Segal: There are different inspirations for lots of different songs, and since we make a lot of different types of music, this project specifically would've catered to that vision. Great singers and writers like Labi Siffre—we were super inspired by his music in the making of this album.

Fox: And him as a person, I want to add that.

I enjoyed seeing your production discography listed out, because I've been following you each for a long time and some of these, I didn't even know about, like working on “U-N-I-T-Y” by Frank Ocean for example. Is there anyone left on your bucket list in terms of collaborators?

Segal: Of course, oh my God, there's so many.

Fox: Randy Newman, we need you. Paul Simon, we need you. Elton John we need you. Paul McCartney, we need you. Stevie Wonder, we need you. Lauryn Hill, we need you. Labi Siffre, we need you, please!

Segal: It's been so eye-opening these past couple of years as we watched some of these people on our list pass away. It drives us that much more to make music that hopefully reaches their ears, so that we don't always have to reach out to them and say, “Oh my god, we're so inspired by you.” I'm sure they've spent forty-plus years hearing people say that. To hear their own influence in our music would be my ideal way of getting to them—hearing, “Oh my god, they were obviously listening to Tapestry.” I hope that they can hear that because I can never thank them enough for everything that they have done for us.

What do you like about working with each other?

Fox: I love how opinionated Nico is. It is one of my favorite things because it always leads to the right answer. I can never think of a time where Nico was firm about something that it didn't end up being the right choice.

Segal:  I think Nate is amazing at finding those special moments, because a lot of times the instrumentalists like to just get all those notes out there. It’s a much higher skill to me to find what's important about everything being said, like highlighting somebody’s run-on paragraph.

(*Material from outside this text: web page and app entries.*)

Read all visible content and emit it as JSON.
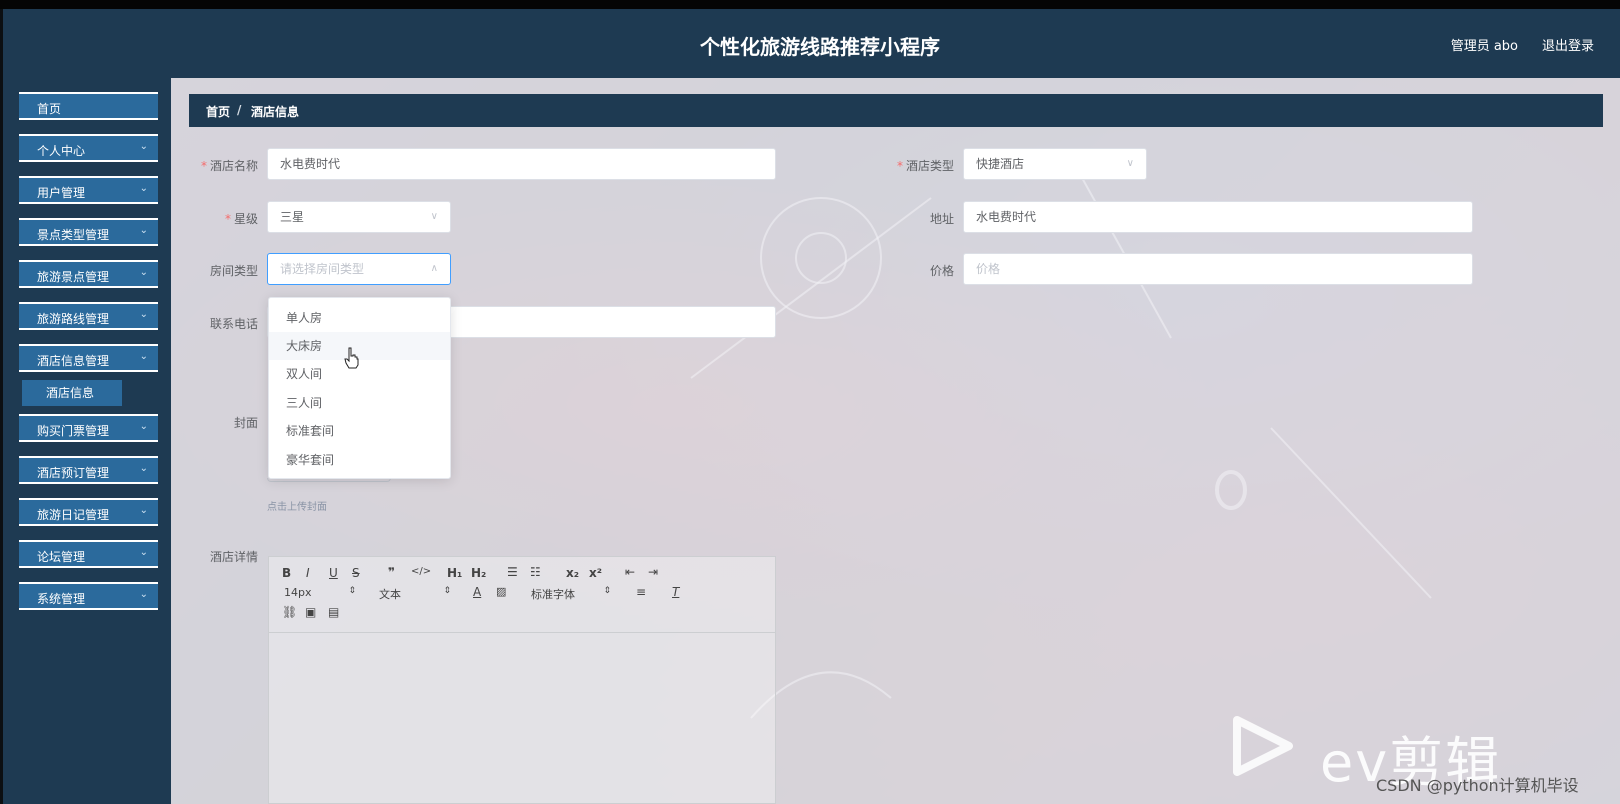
{
  "header": {
    "title": "个性化旅游线路推荐小程序",
    "admin": "管理员 abo",
    "logout": "退出登录"
  },
  "sidebar": {
    "items": [
      {
        "label": "首页",
        "has_chevron": false
      },
      {
        "label": "个人中心",
        "has_chevron": true
      },
      {
        "label": "用户管理",
        "has_chevron": true
      },
      {
        "label": "景点类型管理",
        "has_chevron": true
      },
      {
        "label": "旅游景点管理",
        "has_chevron": true
      },
      {
        "label": "旅游路线管理",
        "has_chevron": true
      },
      {
        "label": "酒店信息管理",
        "has_chevron": true,
        "expanded": true
      },
      {
        "label": "购买门票管理",
        "has_chevron": true
      },
      {
        "label": "酒店预订管理",
        "has_chevron": true
      },
      {
        "label": "旅游日记管理",
        "has_chevron": true
      },
      {
        "label": "论坛管理",
        "has_chevron": true
      },
      {
        "label": "系统管理",
        "has_chevron": true
      }
    ],
    "sub_item": "酒店信息"
  },
  "breadcrumb": {
    "home": "首页",
    "sep": "/",
    "current": "酒店信息"
  },
  "form": {
    "hotel_name": {
      "label": "酒店名称",
      "value": "水电费时代",
      "required": true
    },
    "hotel_type": {
      "label": "酒店类型",
      "value": "快捷酒店",
      "required": true
    },
    "star": {
      "label": "星级",
      "value": "三星",
      "required": true
    },
    "address": {
      "label": "地址",
      "value": "水电费时代"
    },
    "room_type": {
      "label": "房间类型",
      "placeholder": "请选择房间类型"
    },
    "price": {
      "label": "价格",
      "placeholder": "价格"
    },
    "phone": {
      "label": "联系电话",
      "value": ""
    },
    "cover": {
      "label": "封面",
      "hint": "点击上传封面"
    },
    "details": {
      "label": "酒店详情"
    }
  },
  "room_options": [
    "单人房",
    "大床房",
    "双人间",
    "三人间",
    "标准套间",
    "豪华套间"
  ],
  "hovered_option": "大床房",
  "editor_toolbar": {
    "font_size": "14px",
    "text_type": "文本",
    "font_family": "标准字体"
  },
  "watermark": {
    "app": "ev剪辑",
    "credit": "CSDN @python计算机毕设"
  },
  "colors": {
    "navy": "#1e3a52",
    "item_blue": "#2b6a9c",
    "required": "#f56c6c"
  }
}
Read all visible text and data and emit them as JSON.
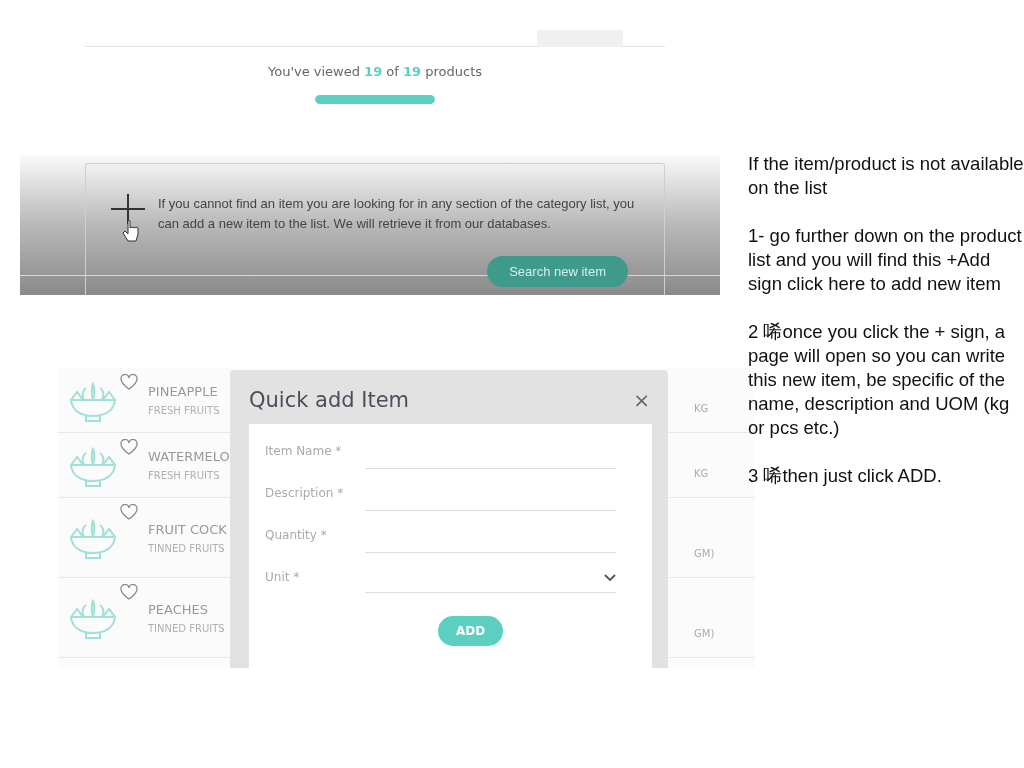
{
  "top_screenshot": {
    "progress_text": "You've viewed **19** of **19** products",
    "progress": {
      "level": 1
    },
    "notice": "If you cannot find an item you are looking for in any section of the category list, you can add a new item to the list. We will retrieve it from our databases.",
    "search_button": "Search new item"
  },
  "bottom_screenshot": {
    "products": [
      {
        "name": "PINEAPPLE",
        "category": "FRESH FRUITS",
        "unit": "KG"
      },
      {
        "name": "WATERMELO",
        "category": "FRESH FRUITS",
        "unit": "KG"
      },
      {
        "name": "FRUIT COCK",
        "category": "TINNED FRUITS",
        "unit": "GM)"
      },
      {
        "name": "PEACHES",
        "category": "TINNED FRUITS",
        "unit": "GM)"
      }
    ],
    "dialog": {
      "title": "Quick add Item",
      "close": "×",
      "fields": [
        {
          "label": "Item Name *",
          "kind": "text"
        },
        {
          "label": "Description *",
          "kind": "text"
        },
        {
          "label": "Quantity *",
          "kind": "text"
        },
        {
          "label": "Unit *",
          "kind": "select"
        }
      ],
      "add_button": "ADD"
    }
  },
  "instructions": [
    "If the item/product is not available on the list",
    "1- go further down on the product list and you will find this +Add sign click here to add new item",
    "2 唏once you click the + sign, a page will open so you can write this new item, be specific of the name, description and UOM (kg or pcs etc.)",
    "3 唏then just click ADD."
  ]
}
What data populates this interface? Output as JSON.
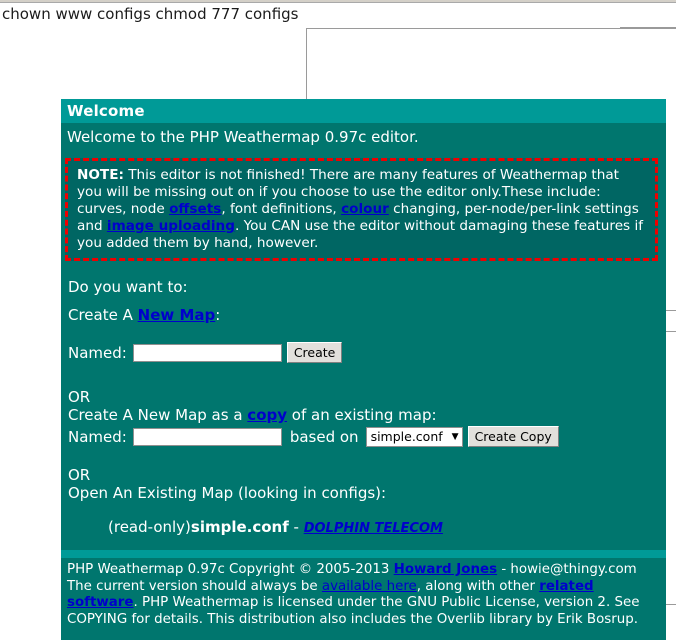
{
  "shell": {
    "command_line": "chown www configs chmod 777 configs"
  },
  "panel": {
    "header_title": "Welcome",
    "intro": "Welcome to the PHP Weathermap 0.97c editor.",
    "note": {
      "label": "NOTE:",
      "part1": " This editor is not finished! There are many features of Weathermap that you will be missing out on if you choose to use the editor only.These include: curves, node ",
      "link_offsets": "offsets",
      "part2": ", font definitions, ",
      "link_colour": "colour",
      "part3": " changing, per-node/per-link settings and ",
      "link_image_uploading": "image uploading",
      "part4": ". You CAN use the editor without damaging these features if you added them by hand, however."
    },
    "prompt": "Do you want to:",
    "create_new": {
      "prefix": "Create A ",
      "link": "New Map",
      "suffix": ":",
      "named_label": "Named:",
      "name_value": "",
      "name_placeholder": "",
      "create_button": "Create"
    },
    "or_1": "OR",
    "create_copy": {
      "prefix": "Create A New Map as a ",
      "link": "copy",
      "suffix": " of an existing map:",
      "named_label": "Named:",
      "name_value": "",
      "name_placeholder": "",
      "based_on_label": "based on",
      "selected_option": "simple.conf",
      "options": [
        "simple.conf"
      ],
      "create_copy_button": "Create Copy"
    },
    "or_2": "OR",
    "open_existing": {
      "heading": "Open An Existing Map (looking in configs):",
      "entries": [
        {
          "readonly_tag": "(read-only)",
          "filename": "simple.conf",
          "separator": " - ",
          "title_link": "DOLPHIN TELECOM"
        }
      ]
    },
    "footer": {
      "line1_a": "PHP Weathermap 0.97c Copyright © 2005-2013 ",
      "line1_link": "Howard Jones",
      "line1_b": " - howie@thingy.com",
      "line2_a": "The current version should always be ",
      "line2_link": "available here",
      "line2_b": ", along with other ",
      "line3_link": "related software",
      "line3_b": ". PHP Weathermap is licensed under the GNU Public License, version 2. See COPYING for details. This distribution also includes the Overlib library by Erik Bosrup."
    }
  },
  "colors": {
    "panel_body": "#00766e",
    "panel_header": "#009a97",
    "note_bg": "#006663",
    "note_border": "#ee0000",
    "link": "#0000cc",
    "text": "#ffffff"
  }
}
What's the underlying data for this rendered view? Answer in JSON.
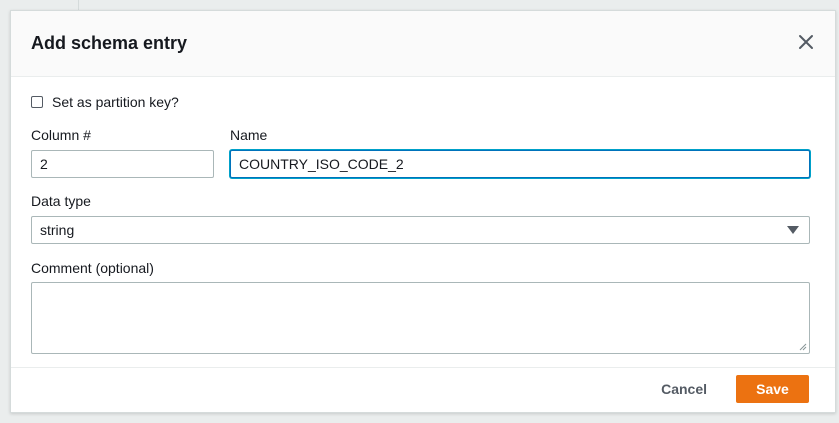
{
  "modal": {
    "title": "Add schema entry"
  },
  "form": {
    "partition_key_label": "Set as partition key?",
    "partition_key_checked": false,
    "column_label": "Column #",
    "column_value": "2",
    "name_label": "Name",
    "name_value": "COUNTRY_ISO_CODE_2",
    "data_type_label": "Data type",
    "data_type_value": "string",
    "comment_label": "Comment (optional)",
    "comment_value": ""
  },
  "footer": {
    "cancel_label": "Cancel",
    "save_label": "Save"
  },
  "colors": {
    "accent": "#ec7211",
    "focus": "#0073bb"
  },
  "icons": {
    "close": "close-icon",
    "dropdown": "caret-down-icon"
  }
}
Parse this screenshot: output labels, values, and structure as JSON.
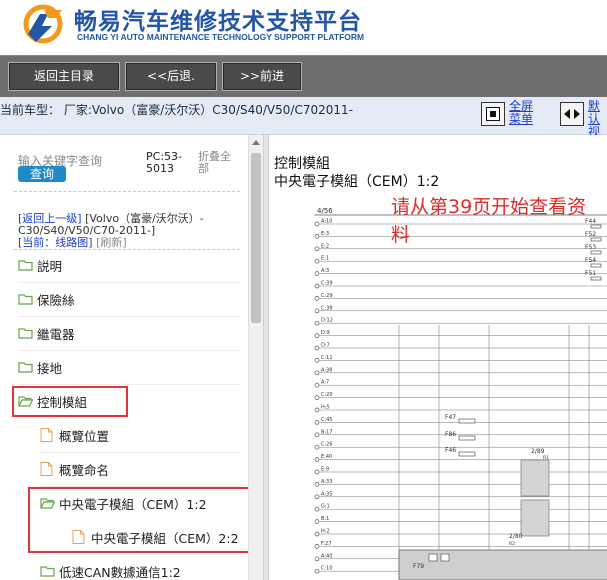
{
  "header": {
    "title": "畅易汽车维修技术支持平台",
    "subtitle": "CHANG YI AUTO MAINTENANCE TECHNOLOGY SUPPORT PLATFORM",
    "brand_color": "#2456a6"
  },
  "nav": {
    "back_to_main": "返回主目录",
    "back": "<<后退.",
    ">>forward": ">>前进",
    "forward": ">>前进"
  },
  "car_bar": {
    "current_model": "当前车型：  厂家:Volvo（富豪/沃尔沃）C30/S40/V50/C702011-",
    "fullscreen_label_1": "全屏",
    "fullscreen_label_2": "菜单",
    "default_view_label_1": "默认",
    "default_view_label_2": "视图"
  },
  "sidebar": {
    "search_placeholder": "输入关键字查询",
    "query_button": "查询",
    "pc_code_1": "PC:53-",
    "pc_code_2": "5013",
    "collapse_all_1": "折叠全",
    "collapse_all_2": "部",
    "back_up": "[返回上一级]",
    "path_model": "[Volvo（富豪/沃尔沃）-",
    "path_model_2": "C30/S40/V50/C70-2011-]",
    "current_prefix": "[当前：",
    "current_name": "线路图]",
    "refresh": "[刷新]",
    "items": [
      {
        "label": "説明",
        "type": "folder"
      },
      {
        "label": "保險絲",
        "type": "folder"
      },
      {
        "label": "繼電器",
        "type": "folder"
      },
      {
        "label": "接地",
        "type": "folder"
      },
      {
        "label": "控制模組",
        "type": "folder-open"
      },
      {
        "label": "概覽位置",
        "type": "doc"
      },
      {
        "label": "概覽命名",
        "type": "doc"
      },
      {
        "label": "中央電子模組（CEM）1:2",
        "type": "folder-open"
      },
      {
        "label": "中央電子模組（CEM）2:2",
        "type": "doc"
      },
      {
        "label": "低速CAN數據通信1:2",
        "type": "folder"
      }
    ],
    "highlight_color": "#e0333a"
  },
  "content": {
    "title": "控制模組",
    "subtitle": "中央電子模組（CEM）1:2",
    "note": "请从第39页开始查看资料",
    "note_color": "#e02a2a"
  },
  "diagram": {
    "page_label": "4/56",
    "left_pins": [
      "A:10",
      "E:3",
      "E:2",
      "E:1",
      "A:3",
      "C:39",
      "C:29",
      "C:38",
      "D:12",
      "D:9",
      "D:7",
      "C:11",
      "A:38",
      "A:7",
      "C:20",
      "H:5",
      "C:45",
      "B:17",
      "C:26",
      "E:40",
      "E:9",
      "A:33",
      "A:35",
      "G:1",
      "B:1",
      "H:2",
      "F:27",
      "A:40",
      "C:10"
    ],
    "right_fuses": [
      "F44",
      "F52",
      "F53",
      "F54",
      "F51"
    ],
    "inline_fuses": [
      "F47",
      "F86",
      "F46",
      "F79"
    ],
    "relay_labels": [
      "2/89",
      "R1",
      "2/80",
      "R2"
    ]
  }
}
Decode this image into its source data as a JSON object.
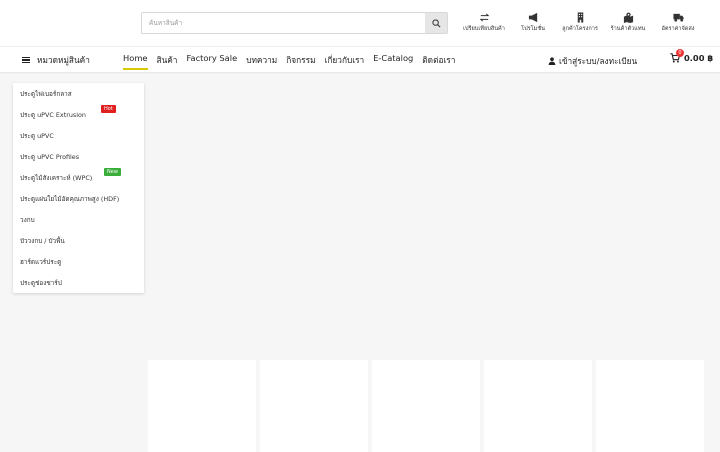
{
  "search": {
    "placeholder": "ค้นหาสินค้า"
  },
  "quick_links": [
    {
      "label": "เปรียบเทียบสินค้า",
      "icon": "compare-icon"
    },
    {
      "label": "โปรโมชั่น",
      "icon": "megaphone-icon"
    },
    {
      "label": "ลูกค้าโครงการ",
      "icon": "building-icon"
    },
    {
      "label": "ร้านค้าตัวแทน",
      "icon": "map-location-icon"
    },
    {
      "label": "อัตราค่าจัดส่ง",
      "icon": "truck-icon"
    }
  ],
  "nav": {
    "category_label": "หมวดหมู่สินค้า",
    "menu": [
      "Home",
      "สินค้า",
      "Factory Sale",
      "บทความ",
      "กิจกรรม",
      "เกี่ยวกับเรา",
      "E-Catalog",
      "ติดต่อเรา"
    ],
    "active_index": 0,
    "login_label": "เข้าสู่ระบบ/ลงทะเบียน",
    "cart_count": "0",
    "cart_total": "0.00 ฿"
  },
  "categories": [
    {
      "label": "ประตูไฟเบอร์กลาส",
      "tag": ""
    },
    {
      "label": "ประตู uPVC Extrusion",
      "tag": "Hot"
    },
    {
      "label": "ประตู uPVC",
      "tag": ""
    },
    {
      "label": "ประตู uPVC Profiles",
      "tag": ""
    },
    {
      "label": "ประตูไม้สังเคราะห์ (WPC)",
      "tag": "New"
    },
    {
      "label": "ประตูแผ่นใยไม้อัดคุณภาพสูง (HDF)",
      "tag": ""
    },
    {
      "label": "วงกบ",
      "tag": ""
    },
    {
      "label": "บัววงกบ / บัวพื้น",
      "tag": ""
    },
    {
      "label": "ฮาร์ดแวร์ประตู",
      "tag": ""
    },
    {
      "label": "ประตูช่องชาร์ป",
      "tag": ""
    }
  ],
  "colors": {
    "accent_underline": "#d7c800",
    "hot": "#e02020",
    "new": "#3aad3a",
    "cart_badge": "#e33333"
  }
}
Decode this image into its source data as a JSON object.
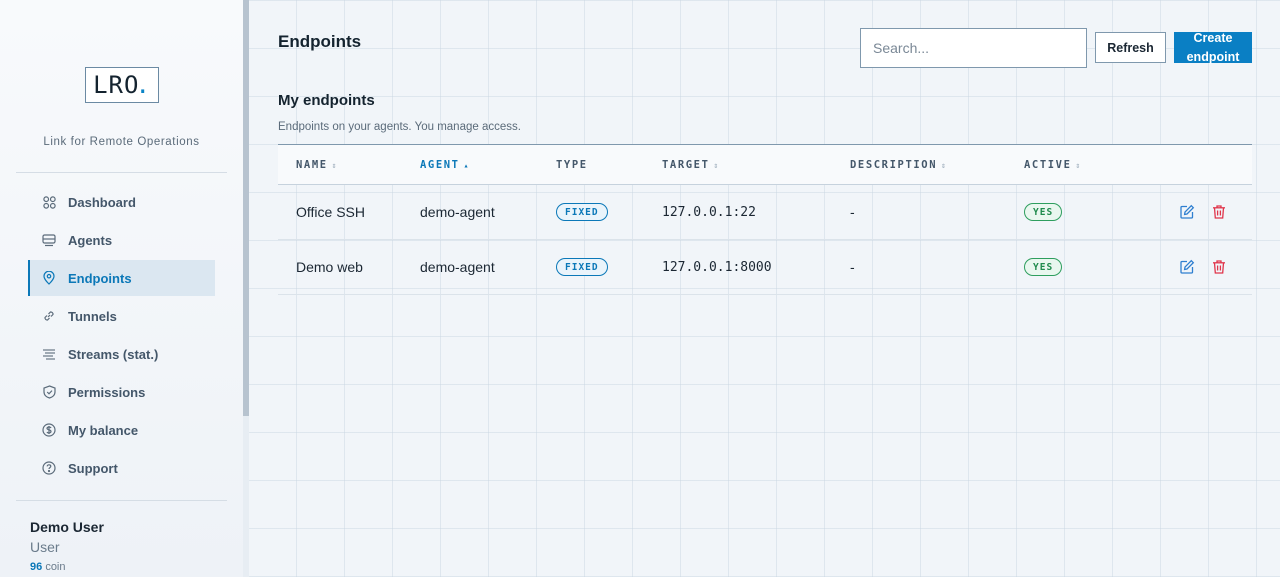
{
  "brand": {
    "logo_text": "LRO",
    "logo_dot": ".",
    "tagline": "Link for Remote Operations"
  },
  "sidebar": {
    "items": [
      {
        "label": "Dashboard",
        "icon": "dashboard-icon",
        "active": false
      },
      {
        "label": "Agents",
        "icon": "agents-icon",
        "active": false
      },
      {
        "label": "Endpoints",
        "icon": "location-pin-icon",
        "active": true
      },
      {
        "label": "Tunnels",
        "icon": "link-icon",
        "active": false
      },
      {
        "label": "Streams (stat.)",
        "icon": "streams-icon",
        "active": false
      },
      {
        "label": "Permissions",
        "icon": "shield-icon",
        "active": false
      },
      {
        "label": "My balance",
        "icon": "dollar-icon",
        "active": false
      },
      {
        "label": "Support",
        "icon": "help-icon",
        "active": false
      }
    ]
  },
  "user": {
    "name": "Demo User",
    "role": "User",
    "balance": "96",
    "balance_unit": "coin"
  },
  "header": {
    "title": "Endpoints",
    "search_placeholder": "Search...",
    "refresh_label": "Refresh",
    "create_label": "Create\nendpoint"
  },
  "section": {
    "title": "My endpoints",
    "subtitle": "Endpoints on your agents. You manage access."
  },
  "table": {
    "columns": [
      "NAME",
      "AGENT",
      "TYPE",
      "TARGET",
      "DESCRIPTION",
      "ACTIVE"
    ],
    "sort_column": "AGENT",
    "sort_glyph": "▴",
    "unsorted_glyph": "⇕",
    "rows": [
      {
        "name": "Office SSH",
        "agent": "demo-agent",
        "type": "FIXED",
        "target": "127.0.0.1:22",
        "description": "-",
        "active": "YES"
      },
      {
        "name": "Demo web",
        "agent": "demo-agent",
        "type": "FIXED",
        "target": "127.0.0.1:8000",
        "description": "-",
        "active": "YES"
      }
    ]
  },
  "colors": {
    "accent": "#0a7fc4",
    "success": "#1f8a4c",
    "danger": "#e0344a",
    "edit": "#2f7fd0"
  }
}
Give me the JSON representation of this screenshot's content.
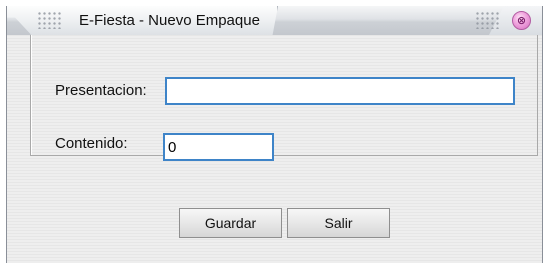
{
  "window": {
    "title": "E-Fiesta - Nuevo Empaque",
    "close_glyph": "⊗"
  },
  "form": {
    "presentacion_label": "Presentacion:",
    "presentacion_value": "",
    "contenido_label": "Contenido:",
    "contenido_value": "0"
  },
  "buttons": {
    "guardar_label": "Guardar",
    "salir_label": "Salir"
  },
  "icons": {
    "title_grip_left": "grip-dots-icon",
    "title_grip_right": "grip-dots-icon",
    "close": "close-icon"
  },
  "colors": {
    "focus_border": "#3e84c8",
    "close_button": "#f1a7df",
    "window_body": "#ebebeb"
  }
}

Fox: I have to say thank you to Quincy Jones, because he helped me put a lot of those things that Nico just said into perspective when he said, “Hey man, there's only twelve notes.” I know it's such a simple thing to say, but for him to say it was like, “Oh shit, you're right, dude.” There are only so many options, and if you pick the wrong one, people will notice. And if you pick the right one, people will notice, pretty simple.

Segal: My favorite thing about harmony is there's already been a John Coltrane. That's not to say that you shouldn't explore harmony and get creative and stuff, because you should always push your boundaries.

Fox: That's another reason why I love working with Nico. There's a South Park episode where Cartman keeps trying to come up with ideas for them to do, and every time he comes up with an idea, Kyle's like, “Simpsons did it.” Nico is just like that. Every time we try to come up with a fresh idea, he’s like, “Oh you know, this is a Miles Davis song, right?” Or, “Oh you know, Coltrane did this song with so and so.” And I'm like, “We can do it again.”

Segal: There's greatness to have, but a lot of it has been had. If you want to be great, you've got to be extra. I think a lot of the time, everybody that makes art likes to think that we're super groundbreaking and made the craziest thing that ever happened. You can still be yourself and not have to be held to that standard every time. You can still make music for yourself, while honoring the past. That's been a big theme of this album too: Let's not have the same exact chord changes in every single song. It was much more about editing, instead of adding and adding, and I think that says a lot about the focus for this record. Let's capture the song and let's make it sound as amazing as we possibly can. I'm excited for everybody to hear it, for real.

Do you have a favorite song on the record?

Fox: I have a favorite song on the record, but I will not tell you what it is. I'll let you decide for yourself.

Segal: I want people to have their own favorite song. We both have been living with this music for a really long time, and all these songs mean different things to us. I really want people to interpret it, as they will. Maybe give it a couple of listens, because some of the songs are short, but say a lot. Don't give up.